BlackBerry has built up a nice head of steam. The question is whether it can keep the momentum going.
So far, there's been a lot to like about the BlackBerry Z10's launch. Early consumer sales have been stronger than expected; retailers have acknowledged strong demand; and BlackBerry said an "established partner" placed an order for 1 million units -- the largest order in the company's history.
All of this is fuel for BlackBerry's turnaround ambitions. The company hopes its next-generation BlackBerry 10 platform, led by the Z10, gives existing BlackBerry users a reason to upgrade and simultaneously attracts customers who dumped the messaging-centric phones for iPhones or Android smartphones. In a true make-or-break moment, the success or failure of BlackBerry 10 and the Z10 will weigh heavily on the ultimate fate of the company.
The real test, however, will be how BlackBerry fares in the U.S. market. AT&T is on track as the first carrier to debut the BlackBerry Z10, which is already available for preorder and hits stores on March 22. Verizon Wireless said yesterday that it would sell the Z10 six days later. T-Mobile USA also has committed to selling the phone.
Why is the U.S. so important? The U.S. represents BlackBerry's biggest market, or an estimated 20 percent of total subscribers, according to Mark Sue, an analyst at RBC Capital. It's also where BlackBerry has been hit the hardest by rivals, and where the company needs to prove it can still compete against the heightened field of smartphone players.
It's important enough that BlackBerry plans to hold another launch party on March 21 to drum up more attention for the Z10. The company sent out invitations to the shindig today.
But it's here that the data stops looking so rosy. Early checks of preorders at AT&T show much less consumer interest than at the Canadian and U.K. carriers, Sue said in a research note issued today.

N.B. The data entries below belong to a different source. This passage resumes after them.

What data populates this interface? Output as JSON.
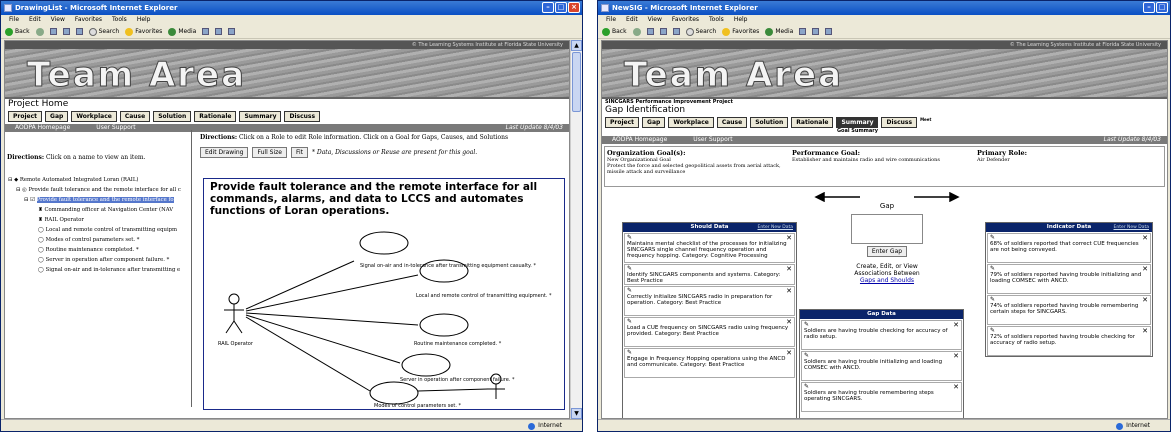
{
  "left_window": {
    "title": "DrawingList - Microsoft Internet Explorer",
    "menu": [
      "File",
      "Edit",
      "View",
      "Favorites",
      "Tools",
      "Help"
    ],
    "toolbar": {
      "back": "Back",
      "search": "Search",
      "favorites": "Favorites",
      "media": "Media"
    },
    "copyright": "© The Learning Systems Institute at Florida State University",
    "banner": "Team Area",
    "page_title": "Project Home",
    "tabs": [
      "Project",
      "Gap",
      "Workplace",
      "Cause",
      "Solution",
      "Rationale",
      "Summary",
      "Discuss"
    ],
    "links": [
      "AODPA Homepage",
      "User Support"
    ],
    "last_update": "Last Update 8/4/03",
    "left_directions_label": "Directions:",
    "left_directions_text": "Click on a name to view an item.",
    "tree": [
      "Remote Automated Integrated Loran (RAIL)",
      "Provide fault tolerance and the remote interface for all c",
      "Provide fault tolerance and the remote interface fo",
      "Commanding officer at Navigation Center (NAV",
      "RAIL Operator",
      "Local and remote control of transmitting equipm",
      "Modes of control parameters set. *",
      "Routine maintenance completed. *",
      "Server in operation after component failure. *",
      "Signal on-air and in-tolerance after transmitting e"
    ],
    "right_directions_label": "Directions:",
    "right_directions_text": "Click on a Role to edit Role information.  Click on a Goal for Gaps, Causes, and Solutions",
    "buttons": {
      "edit": "Edit Drawing",
      "full": "Full Size",
      "fit": "Fit"
    },
    "note": "* Data, Discussions or Reuse are present for this goal.",
    "goal_title": "Provide fault tolerance and the remote interface for all commands, alarms, and data to LCCS and automates functions of Loran operations.",
    "actor": "RAIL Operator",
    "usecases": [
      "Signal on-air and in-tolerance after transmitting equipment casualty. *",
      "Local and remote control of transmitting equipment. *",
      "Routine maintenance completed. *",
      "Server in operation after component failure. *",
      "Modes of control parameters set. *"
    ],
    "status": "Internet"
  },
  "right_window": {
    "title": "NewSIG - Microsoft Internet Explorer",
    "menu": [
      "File",
      "Edit",
      "View",
      "Favorites",
      "Tools",
      "Help"
    ],
    "toolbar": {
      "back": "Back",
      "search": "Search",
      "favorites": "Favorites",
      "media": "Media"
    },
    "copyright": "© The Learning Systems Institute at Florida State University",
    "banner": "Team Area",
    "project_subtitle": "SINCGARS Performance Improvement Project",
    "page_title": "Gap Identification",
    "tabs": [
      "Project",
      "Gap",
      "Workplace",
      "Cause",
      "Solution",
      "Rationale",
      "Summary",
      "Discuss",
      "Meet"
    ],
    "summary_sub": "Goal Summary",
    "links": [
      "AODPA Homepage",
      "User Support"
    ],
    "last_update": "Last Update 8/4/03",
    "org_goal_label": "Organization Goal(s):",
    "org_goal_line1": "New Organizational Goal",
    "org_goal_line2": "Protect the force and selected geopolitical assets from aerial attack, missile attack and surveillance",
    "perf_goal_label": "Performance Goal:",
    "perf_goal_text": "Establisher and maintains radio and wire communications",
    "primary_role_label": "Primary Role:",
    "primary_role_text": "Air Defender",
    "should_header": "Should Data",
    "enter_new": "Enter New Data",
    "should_items": [
      "Maintains mental checklist of the processes for initializing SINCGARS single channel frequency operation and frequency hopping. Category: Cognitive Processing",
      "Identify SINCGARS components and systems. Category: Best Practice",
      "Correctly initialize SINCGARS radio in preparation for operation. Category: Best Practice",
      "Load a CUE frequency on SINCGARS radio using frequency provided. Category: Best Practice",
      "Engage in Frequency Hopping operations using the ANCD and communicate. Category: Best Practice"
    ],
    "gap_label": "Gap",
    "enter_gap": "Enter Gap",
    "gap_links_text": "Create, Edit, or View Associations Between",
    "gap_links_link": "Gaps and Shoulds",
    "gap_data_header": "Gap Data",
    "gap_items": [
      "Soldiers are having trouble checking for accuracy of radio setup.",
      "Soldiers are having trouble initializing and loading COMSEC with ANCD.",
      "Soldiers are having trouble remembering steps operating SINCGARS."
    ],
    "indicator_header": "Indicator Data",
    "indicator_items": [
      "68% of soldiers reported that correct CUE frequencies are not being conveyed.",
      "79% of soldiers reported having trouble initializing and loading COMSEC with ANCD.",
      "74% of soldiers reported having trouble remembering certain steps for SINCGARS.",
      "72% of soldiers reported having trouble checking for accuracy of radio setup."
    ],
    "status": "Internet"
  }
}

While the carriers will sell the new BlackBerrys, the early support appears tepid. Sprint Nextel, for instance, is skipping the Z10, although it will sell the keyboard-packing BlackBerry Q10, and will reportedly sell its own all touch-screen BlackBerry.
The coming weeks will be crucial for BlackBerry and its mission to recapture the interest of consumers. Its executives have talked about increased carrier support, so it'll be up to BlackBerry's partners to step up their promotional efforts. At this point, it's unclear how enthusiastic they will be.
The Z10 launches at a difficult time. Samsung Electronics' Galaxy S4 is scheduled to be unveiled later today, and the attractive HTC One, despite suffering delays, will come next month. Sue noted that a heavily discounted Galaxy S3 could also pose a threat to BlackBerry.
While the rise of Android has hurt BlackBerry significantly in some of its largest markets, Samsung in particular is going directly after BlackBerry's core business. The company has shifted the tone of its commercials to highlight the phone's workplace features, and a high-level Samsung executive told CNET that the enterprise is a major priority this year.
That's bad news for BlackBerry, which has long had a lock on the business world, only to see it lose some share to iPhone. Android has been less successful because of the perception that it is less secure, but Samsung is trying to change that.
Not to be outdone, BlackBerry said it would launch its Secure Work Space service, which allows users to separate their work and personal data, on Android and iOS in the second quarter.
BlackBerry, meanwhile, has enjoyed other bits of good news. Its phones sold out in India in two days. The Z10 is the fifth phone in Carphone Warehouse's top 10 monthly phones in the U.K. Sue said BlackBerry appears to be wooing back some of its former users, with 45 percent of Z10 buyers coming from an iPhone or Android device.
The next potential catalyst is the BlackBerry Q10, which will likely attract the hardcore users still addicted to the physical keyboard. Until then, BlackBerry will have to wait and hope that it can keep its strong early run going.